    http://bluevirginia.us/wp-content/uploads/2016/11/coreystewartlogo.jpg

  • Elaine Owens

    Sam talks about arousing the amygdala as if that is alway something that’s not useful if we want to reach voters; however, the amygdala is the seat of other emotions besides fear, including the release of hormones that trigger many moods. Unfortunately, it has been my experience that people usually vote based upon the emotions aroused in them, not by sympathetic conversation or mainly engaging their cerebral cortex. I believe Barack Obama was successful in his second election even though the economy was still struggling, not because he reached a level of conversational intelligence with his audience, but because he made people feel comfortable that an adult was in charge and things were improving. Sam and Christopher are right that the Clinton campaign didn’t have the issue base it should have had. Instead, it jumped on the obvious weaknesses of Trump and used that, almost to the exclusion of all else, as the reason she should be elected. At the same time, Trump appealed to the emotions of the white working class that is afraid of becoming a minority and losing its privileged status (thus, anti-immigration), its anger at the feeling that they were stuck with little hope for a better life in the future (bring back our jobs). Trump played to those feelings, making promises he can’t keep. We will win back voters when we make them feel our solutions to problems feel better for them than the opposition. That means being the firm “opposition.” We also must remember that this was a “change election.” Bernie Sanders was so successful in the primaries because he was seen as a change agent. Even with all this, Clinton will still win the popular vote by 2 million plus votes. Again, my greatest concern is down ballot, where we got creamed yet again. Maybe we need to look at the lack of organization skills from the DNC on down as a greater problem than our participation in a conversation. We used to have labor unions, fraternal groups, etc., to organize around. That’s all gone. Meanwhile, the GOP has Chambers of Commerce, right-wing think tanks funded by right-wing billionaires, etc.

    • Christopher Fury

      The democratic party has made plenty of propositions they couldn’t follow through on. Single Payer health care is a favorite of mine.

      I campaigned and contributed to Obama’s campaign. He had a Democratic Senate and House, and yet still backed down on single payer because the health care and insurance industry (read: $$$) didn’t want it.

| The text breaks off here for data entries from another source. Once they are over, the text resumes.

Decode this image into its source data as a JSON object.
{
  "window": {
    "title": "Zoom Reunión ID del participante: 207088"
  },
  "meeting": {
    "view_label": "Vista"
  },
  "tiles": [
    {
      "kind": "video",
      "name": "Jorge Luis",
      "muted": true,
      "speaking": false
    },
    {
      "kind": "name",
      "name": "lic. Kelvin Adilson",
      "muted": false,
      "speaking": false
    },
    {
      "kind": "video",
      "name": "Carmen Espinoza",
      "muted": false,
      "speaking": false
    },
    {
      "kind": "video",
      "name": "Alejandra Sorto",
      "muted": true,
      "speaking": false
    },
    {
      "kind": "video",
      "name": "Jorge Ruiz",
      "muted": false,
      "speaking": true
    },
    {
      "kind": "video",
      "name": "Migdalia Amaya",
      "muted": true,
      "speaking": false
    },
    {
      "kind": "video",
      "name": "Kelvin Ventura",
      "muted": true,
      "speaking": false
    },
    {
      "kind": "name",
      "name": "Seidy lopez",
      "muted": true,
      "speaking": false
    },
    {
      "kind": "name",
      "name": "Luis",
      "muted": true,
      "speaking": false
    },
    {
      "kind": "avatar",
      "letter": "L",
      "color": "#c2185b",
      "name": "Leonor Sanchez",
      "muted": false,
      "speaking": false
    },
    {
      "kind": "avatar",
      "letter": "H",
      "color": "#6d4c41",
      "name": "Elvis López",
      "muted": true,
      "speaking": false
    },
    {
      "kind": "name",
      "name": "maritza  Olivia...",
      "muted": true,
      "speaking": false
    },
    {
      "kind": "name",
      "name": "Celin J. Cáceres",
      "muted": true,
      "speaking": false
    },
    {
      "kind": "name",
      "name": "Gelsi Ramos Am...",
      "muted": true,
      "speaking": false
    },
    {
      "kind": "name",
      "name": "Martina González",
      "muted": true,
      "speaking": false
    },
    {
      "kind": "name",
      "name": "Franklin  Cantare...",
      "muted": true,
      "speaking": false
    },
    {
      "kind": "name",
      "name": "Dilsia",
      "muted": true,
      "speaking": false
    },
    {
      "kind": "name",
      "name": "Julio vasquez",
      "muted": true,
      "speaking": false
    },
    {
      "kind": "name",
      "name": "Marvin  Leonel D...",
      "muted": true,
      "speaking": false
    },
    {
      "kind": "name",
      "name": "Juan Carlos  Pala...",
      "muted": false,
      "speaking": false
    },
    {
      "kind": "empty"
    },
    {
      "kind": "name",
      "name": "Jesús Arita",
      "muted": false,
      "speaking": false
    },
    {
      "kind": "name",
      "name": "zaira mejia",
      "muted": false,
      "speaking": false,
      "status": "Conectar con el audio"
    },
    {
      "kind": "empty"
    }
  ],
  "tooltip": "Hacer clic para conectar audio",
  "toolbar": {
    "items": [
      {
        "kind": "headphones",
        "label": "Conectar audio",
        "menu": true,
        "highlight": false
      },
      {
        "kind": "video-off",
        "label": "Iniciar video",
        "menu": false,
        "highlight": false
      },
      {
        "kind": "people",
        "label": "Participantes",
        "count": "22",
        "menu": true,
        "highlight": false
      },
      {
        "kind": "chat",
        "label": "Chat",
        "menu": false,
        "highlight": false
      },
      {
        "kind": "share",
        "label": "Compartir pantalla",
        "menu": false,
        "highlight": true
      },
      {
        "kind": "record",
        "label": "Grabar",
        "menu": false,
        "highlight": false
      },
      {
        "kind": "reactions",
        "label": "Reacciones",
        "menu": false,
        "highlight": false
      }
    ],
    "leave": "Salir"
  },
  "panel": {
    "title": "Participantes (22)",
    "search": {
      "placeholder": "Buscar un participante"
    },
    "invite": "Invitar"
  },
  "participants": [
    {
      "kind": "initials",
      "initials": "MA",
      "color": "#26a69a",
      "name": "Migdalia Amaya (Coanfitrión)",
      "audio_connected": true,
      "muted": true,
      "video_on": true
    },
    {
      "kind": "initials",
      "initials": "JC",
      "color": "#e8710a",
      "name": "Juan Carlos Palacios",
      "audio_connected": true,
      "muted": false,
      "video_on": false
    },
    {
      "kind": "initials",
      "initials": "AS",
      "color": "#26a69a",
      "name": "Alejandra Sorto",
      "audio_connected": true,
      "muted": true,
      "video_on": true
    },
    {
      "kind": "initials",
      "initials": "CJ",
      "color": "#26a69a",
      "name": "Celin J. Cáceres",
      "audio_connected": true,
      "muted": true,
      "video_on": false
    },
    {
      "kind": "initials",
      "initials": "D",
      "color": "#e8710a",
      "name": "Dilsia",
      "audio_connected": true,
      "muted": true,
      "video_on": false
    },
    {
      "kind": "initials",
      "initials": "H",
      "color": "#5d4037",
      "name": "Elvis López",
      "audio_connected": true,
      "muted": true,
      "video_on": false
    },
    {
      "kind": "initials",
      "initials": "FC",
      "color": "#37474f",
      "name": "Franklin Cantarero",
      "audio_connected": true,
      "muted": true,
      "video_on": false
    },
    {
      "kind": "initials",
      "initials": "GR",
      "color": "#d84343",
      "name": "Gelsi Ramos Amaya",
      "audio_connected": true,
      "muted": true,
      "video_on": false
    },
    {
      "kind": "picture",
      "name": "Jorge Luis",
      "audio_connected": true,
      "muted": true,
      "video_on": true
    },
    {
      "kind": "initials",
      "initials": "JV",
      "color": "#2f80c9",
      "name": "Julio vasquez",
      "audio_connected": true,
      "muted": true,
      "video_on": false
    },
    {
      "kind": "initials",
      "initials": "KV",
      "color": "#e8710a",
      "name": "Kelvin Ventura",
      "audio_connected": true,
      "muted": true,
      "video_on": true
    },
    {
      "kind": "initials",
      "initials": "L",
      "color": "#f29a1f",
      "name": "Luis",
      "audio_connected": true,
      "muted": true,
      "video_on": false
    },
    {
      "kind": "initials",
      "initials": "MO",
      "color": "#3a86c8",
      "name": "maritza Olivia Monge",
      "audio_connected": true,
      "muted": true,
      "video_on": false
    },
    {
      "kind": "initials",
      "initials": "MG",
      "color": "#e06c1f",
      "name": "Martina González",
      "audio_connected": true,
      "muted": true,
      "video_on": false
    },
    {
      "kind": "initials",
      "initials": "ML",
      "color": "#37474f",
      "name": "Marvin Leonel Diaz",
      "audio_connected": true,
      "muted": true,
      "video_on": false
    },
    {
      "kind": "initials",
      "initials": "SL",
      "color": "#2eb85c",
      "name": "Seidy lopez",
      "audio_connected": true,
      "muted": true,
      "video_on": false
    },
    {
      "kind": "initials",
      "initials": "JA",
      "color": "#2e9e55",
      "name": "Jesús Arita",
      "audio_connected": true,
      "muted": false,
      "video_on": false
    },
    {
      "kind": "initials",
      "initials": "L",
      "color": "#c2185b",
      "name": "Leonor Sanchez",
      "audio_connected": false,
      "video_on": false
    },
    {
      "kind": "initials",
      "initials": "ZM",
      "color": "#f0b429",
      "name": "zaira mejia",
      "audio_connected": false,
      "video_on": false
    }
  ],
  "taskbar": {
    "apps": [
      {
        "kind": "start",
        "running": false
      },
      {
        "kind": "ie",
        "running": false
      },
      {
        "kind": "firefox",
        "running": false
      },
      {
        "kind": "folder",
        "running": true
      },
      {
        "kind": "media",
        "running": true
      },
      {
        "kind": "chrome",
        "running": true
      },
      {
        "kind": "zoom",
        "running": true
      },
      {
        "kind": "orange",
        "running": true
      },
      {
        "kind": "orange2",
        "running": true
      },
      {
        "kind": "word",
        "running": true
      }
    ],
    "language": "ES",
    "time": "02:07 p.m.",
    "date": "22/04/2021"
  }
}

      If we are to have serious change in this country, we have to shutdown special interest access to our government.

      They can have a seat at the table, but not the entire buffet.

  • Transmuter

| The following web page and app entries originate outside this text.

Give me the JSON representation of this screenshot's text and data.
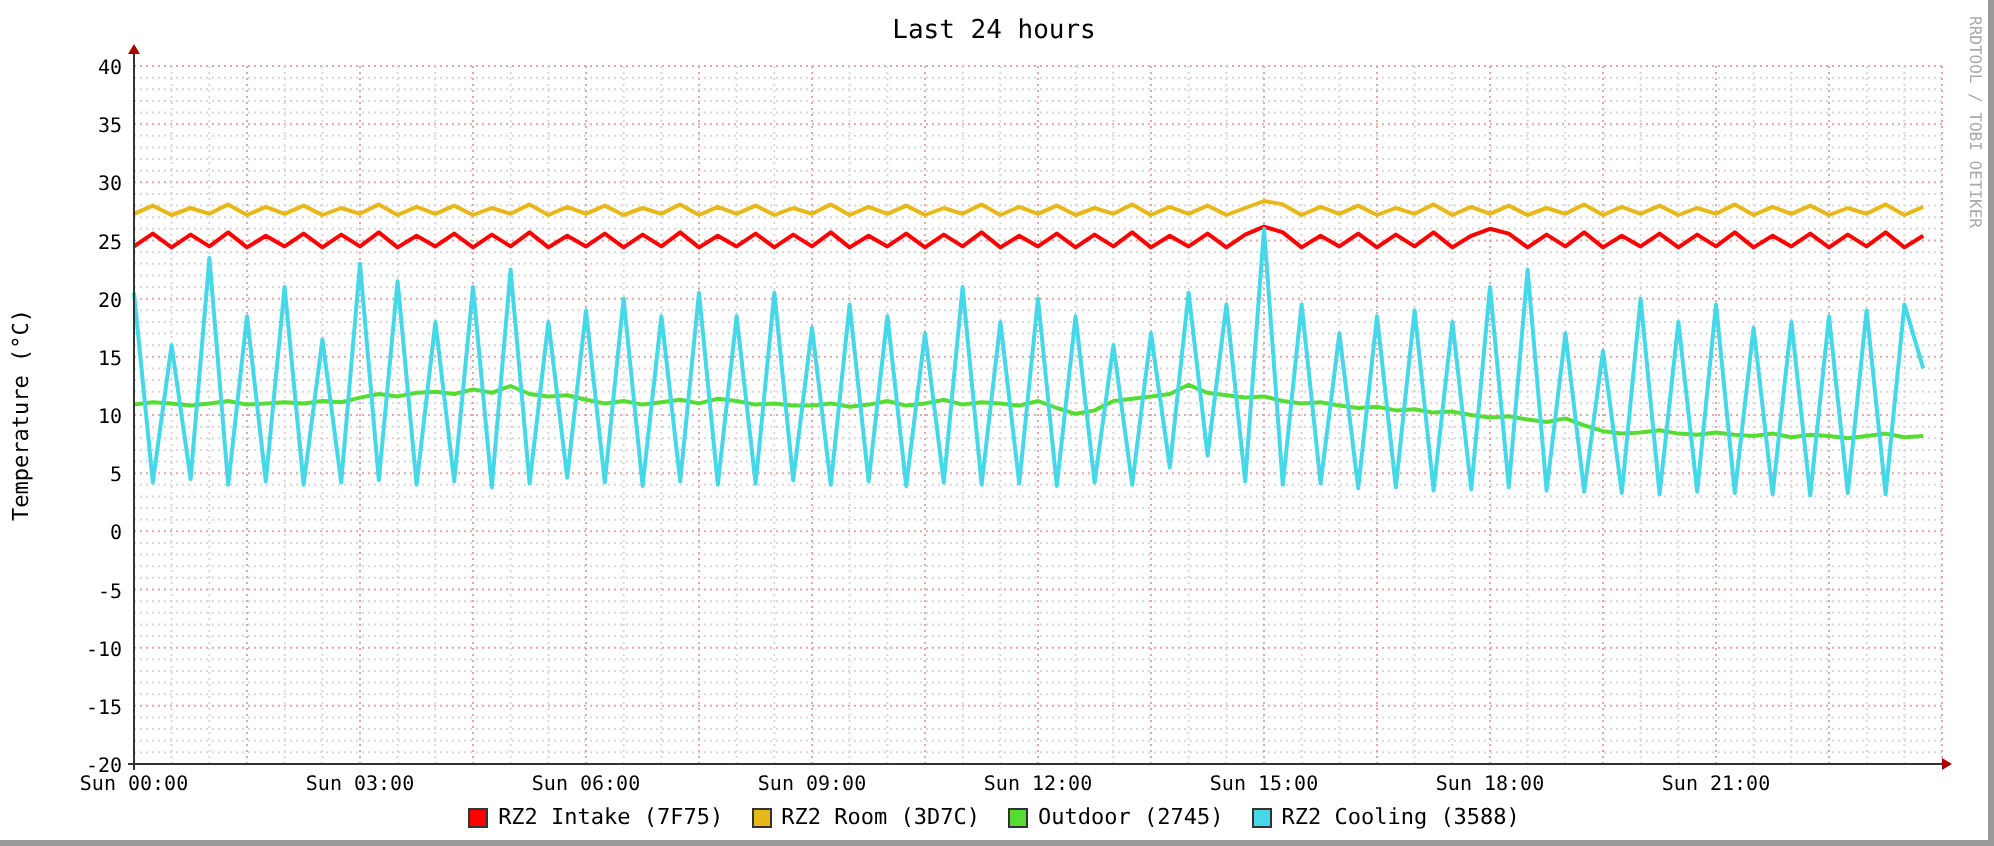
{
  "credit": "RRDTOOL / TOBI OETIKER",
  "chart_data": {
    "type": "line",
    "title": "Last 24 hours",
    "ylabel": "Temperature (°C)",
    "categories": [
      "Sun 00:00",
      null,
      null,
      null,
      null,
      null,
      null,
      null,
      null,
      null,
      null,
      null,
      "Sun 03:00",
      null,
      null,
      null,
      null,
      null,
      null,
      null,
      null,
      null,
      null,
      null,
      "Sun 06:00",
      null,
      null,
      null,
      null,
      null,
      null,
      null,
      null,
      null,
      null,
      null,
      "Sun 09:00",
      null,
      null,
      null,
      null,
      null,
      null,
      null,
      null,
      null,
      null,
      null,
      "Sun 12:00",
      null,
      null,
      null,
      null,
      null,
      null,
      null,
      null,
      null,
      null,
      null,
      "Sun 15:00",
      null,
      null,
      null,
      null,
      null,
      null,
      null,
      null,
      null,
      null,
      null,
      "Sun 18:00",
      null,
      null,
      null,
      null,
      null,
      null,
      null,
      null,
      null,
      null,
      null,
      "Sun 21:00",
      null,
      null,
      null,
      null,
      null,
      null,
      null,
      null,
      null,
      null,
      null
    ],
    "series": [
      {
        "name": "RZ2 Intake (7F75)",
        "color": "#ff0000",
        "values": [
          24.5,
          25.6,
          24.4,
          25.5,
          24.5,
          25.7,
          24.4,
          25.4,
          24.5,
          25.6,
          24.4,
          25.5,
          24.5,
          25.7,
          24.4,
          25.4,
          24.5,
          25.6,
          24.4,
          25.5,
          24.5,
          25.7,
          24.4,
          25.4,
          24.5,
          25.6,
          24.4,
          25.5,
          24.5,
          25.7,
          24.4,
          25.4,
          24.5,
          25.6,
          24.4,
          25.5,
          24.5,
          25.7,
          24.4,
          25.4,
          24.5,
          25.6,
          24.4,
          25.5,
          24.5,
          25.7,
          24.4,
          25.4,
          24.5,
          25.6,
          24.4,
          25.5,
          24.5,
          25.7,
          24.4,
          25.4,
          24.5,
          25.6,
          24.4,
          25.5,
          26.2,
          25.7,
          24.4,
          25.4,
          24.5,
          25.6,
          24.4,
          25.5,
          24.5,
          25.7,
          24.4,
          25.4,
          26.0,
          25.6,
          24.4,
          25.5,
          24.5,
          25.7,
          24.4,
          25.4,
          24.5,
          25.6,
          24.4,
          25.5,
          24.5,
          25.7,
          24.4,
          25.4,
          24.5,
          25.6,
          24.4,
          25.5,
          24.5,
          25.7,
          24.4,
          25.4
        ]
      },
      {
        "name": "RZ2 Room (3D7C)",
        "color": "#e8b818",
        "values": [
          27.3,
          28.0,
          27.2,
          27.8,
          27.3,
          28.1,
          27.2,
          27.9,
          27.3,
          28.0,
          27.2,
          27.8,
          27.3,
          28.1,
          27.2,
          27.9,
          27.3,
          28.0,
          27.2,
          27.8,
          27.3,
          28.1,
          27.2,
          27.9,
          27.3,
          28.0,
          27.2,
          27.8,
          27.3,
          28.1,
          27.2,
          27.9,
          27.3,
          28.0,
          27.2,
          27.8,
          27.3,
          28.1,
          27.2,
          27.9,
          27.3,
          28.0,
          27.2,
          27.8,
          27.3,
          28.1,
          27.2,
          27.9,
          27.3,
          28.0,
          27.2,
          27.8,
          27.3,
          28.1,
          27.2,
          27.9,
          27.3,
          28.0,
          27.2,
          27.8,
          28.4,
          28.1,
          27.2,
          27.9,
          27.3,
          28.0,
          27.2,
          27.8,
          27.3,
          28.1,
          27.2,
          27.9,
          27.3,
          28.0,
          27.2,
          27.8,
          27.3,
          28.1,
          27.2,
          27.9,
          27.3,
          28.0,
          27.2,
          27.8,
          27.3,
          28.1,
          27.2,
          27.9,
          27.3,
          28.0,
          27.2,
          27.8,
          27.3,
          28.1,
          27.2,
          27.9
        ]
      },
      {
        "name": "Outdoor (2745)",
        "color": "#55dd33",
        "values": [
          10.9,
          11.1,
          11.0,
          10.8,
          11.0,
          11.2,
          10.9,
          11.0,
          11.1,
          11.0,
          11.2,
          11.1,
          11.5,
          11.8,
          11.6,
          11.9,
          12.0,
          11.8,
          12.2,
          11.9,
          12.5,
          11.8,
          11.6,
          11.7,
          11.3,
          11.0,
          11.2,
          10.9,
          11.1,
          11.3,
          11.0,
          11.4,
          11.2,
          10.9,
          11.0,
          10.8,
          10.8,
          11.0,
          10.7,
          10.9,
          11.2,
          10.8,
          11.0,
          11.3,
          10.9,
          11.1,
          11.0,
          10.8,
          11.2,
          10.6,
          10.1,
          10.4,
          11.2,
          11.4,
          11.6,
          11.8,
          12.6,
          11.9,
          11.7,
          11.5,
          11.6,
          11.2,
          11.0,
          11.1,
          10.8,
          10.6,
          10.7,
          10.4,
          10.5,
          10.2,
          10.3,
          10.0,
          9.8,
          9.9,
          9.6,
          9.4,
          9.7,
          9.1,
          8.6,
          8.4,
          8.5,
          8.7,
          8.4,
          8.3,
          8.5,
          8.3,
          8.2,
          8.4,
          8.1,
          8.3,
          8.2,
          8.0,
          8.2,
          8.4,
          8.1,
          8.2
        ]
      },
      {
        "name": "RZ2 Cooling (3588)",
        "color": "#44d8e8",
        "values": [
          20.5,
          4.2,
          16.0,
          4.5,
          23.5,
          4.0,
          18.5,
          4.3,
          21.0,
          4.0,
          16.5,
          4.2,
          23.0,
          4.4,
          21.5,
          4.0,
          18.0,
          4.3,
          21.0,
          3.8,
          22.5,
          4.1,
          18.0,
          4.6,
          19.0,
          4.2,
          20.0,
          3.9,
          18.5,
          4.3,
          20.5,
          4.0,
          18.5,
          4.1,
          20.5,
          4.4,
          17.5,
          4.0,
          19.5,
          4.3,
          18.5,
          3.9,
          17.0,
          4.2,
          21.0,
          4.0,
          18.0,
          4.1,
          20.0,
          3.9,
          18.5,
          4.2,
          16.0,
          4.0,
          17.0,
          5.5,
          20.5,
          6.5,
          19.5,
          4.3,
          26.0,
          4.0,
          19.5,
          4.1,
          17.0,
          3.7,
          18.5,
          3.8,
          19.0,
          3.5,
          18.0,
          3.6,
          21.0,
          3.8,
          22.5,
          3.5,
          17.0,
          3.4,
          15.5,
          3.3,
          20.0,
          3.2,
          18.0,
          3.4,
          19.5,
          3.3,
          17.5,
          3.2,
          18.0,
          3.1,
          18.5,
          3.3,
          19.0,
          3.2,
          19.5,
          14.0
        ]
      }
    ],
    "ylim": [
      -20,
      40
    ],
    "grid": true,
    "yticks": [
      -20,
      -15,
      -10,
      -5,
      0,
      5,
      10,
      15,
      20,
      25,
      30,
      35,
      40
    ]
  }
}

    Sam is right on all accounts. I fully agree Dems have lost touch and need to earn trust back.

    When people think of Hillary Clinton, fighting for unions rights and regulating banks does NOT come to mind. That’s why blue lost. Hillary supposedly had this progressive platform, but never talked about it. Instead the campaign courted Republicans.

    • A_Siegel

      Agree with caveat … big difference between what Clinton spoke about and ‘what’ public heard via media/etc filters. There was, essentially, zero major media discussion of policy differences during fall 2016. Essentially ZERO.

      Now, there were lots of faults in ‘how’ policy was talked about — lots of wonkish papers and a serious paucity of ‘elevator speech’-like talking points for Hillary & all of her surrogates (including canvassing volunteers. And, there was far more ‘Trump is horrible’ than ‘here is a way Ds will work to solve your problems & create opportunities.

  • A_Siegel

    Appreciate the emphasis on ‘look in the mirror’. The Democratic Party infrastructure structures, at most levels, from not having ‘infrastructure’ for honest lessons identified work.

    With the 2016 election debacle, we need to have an honest accounting — of what went right, what went wrong; what were critical conditions & how might they change (for example, expect much worse voter suppression; don’t expect all the major newspapers’ editorial boards to back the D candidate in 2020) — and take these lessons to create conditions for victory in years to come.

    Many of your thoughts, it seems, are the sorts of lessons that would result from serious lessons identified work.